[Clinical features and prognosis of 18 cases of primary lymphocytic hypophysitis].

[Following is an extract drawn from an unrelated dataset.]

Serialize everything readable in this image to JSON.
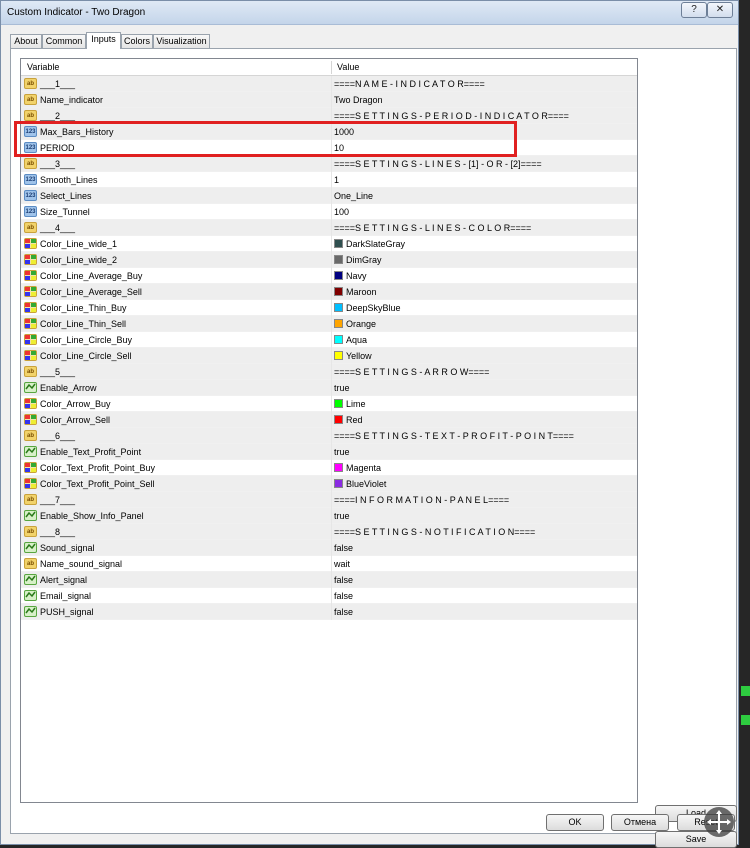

Related Articles [Clinical features and prognosis of 18 cases of primary lymphocytic hypophysitis]. Zhonghua Yi Xue Za Zhi. 2018 Jan 09;98(2):102-108 Authors: Wei Q, Yang GQ, Li YJ, Zang L, Pei Y, Du J, Gu WJ, Ba JM, Lü ZH, Dou JT, Mu YM, Lu JM Abstract Objective: To analyze clinical features, prognosis and treatment of lymphocytic hypophysitis (LYH). Methods: The clinical data, treatments and outcomes of 18 cases diagnosed as LYH at Chinese PLA General Hospital between January 2001 and July 2017 was respectively reviewed. Results: Eighteen patients with histology-proven LYH (13 females and 5 males ) were identified. All lymphocytic adenohypophysitis (LAH) were females(n=6), two of whom were associated with pregnancy. Eleven patients (6 females and 5 males) had lymphocytic panhypophysitis (LPH) and one(female) had hypothalamitis. Pre-treatment evaluation revealed that 11 patients presented with symptoms of intracranial space-occupying lesions, 12 patients had symptoms of anterior pituitary hormone deficiencies, and 12 patients had central diabetes insipidus (CDI). All patients had space-occupying lesions on magnetic resonance imaging (MRI), which were symmetrically enlarged and homogenously enhanced with or without pituitary stalk thickening. Before or after surgery, 11 patients received immunosuppressant therapy or radiotherapy to alleviate space-occupying effect. After 4-204 months follow-up, 5 patients had a relapse and received immunosuppressants, radiotherapy or surgery to achieve remission. Full recovery (both symptomatic and radiographic) was seen in 6 patients, and 11 patients maintained stable replacement therapy. Conclusions: LYH presents with acute space-occupying effects such as headache, visual disturbances, hypopituitarism, CDI and mild hyperprolactinemia, especially with characteristic radiographic manifestations. Usually, surgery reliably establishes diagnosis, and immunosuppressant therapy is a necessity. On the whole, LYH has a good prognosis. PMID: 29343033 [PubMed - in process]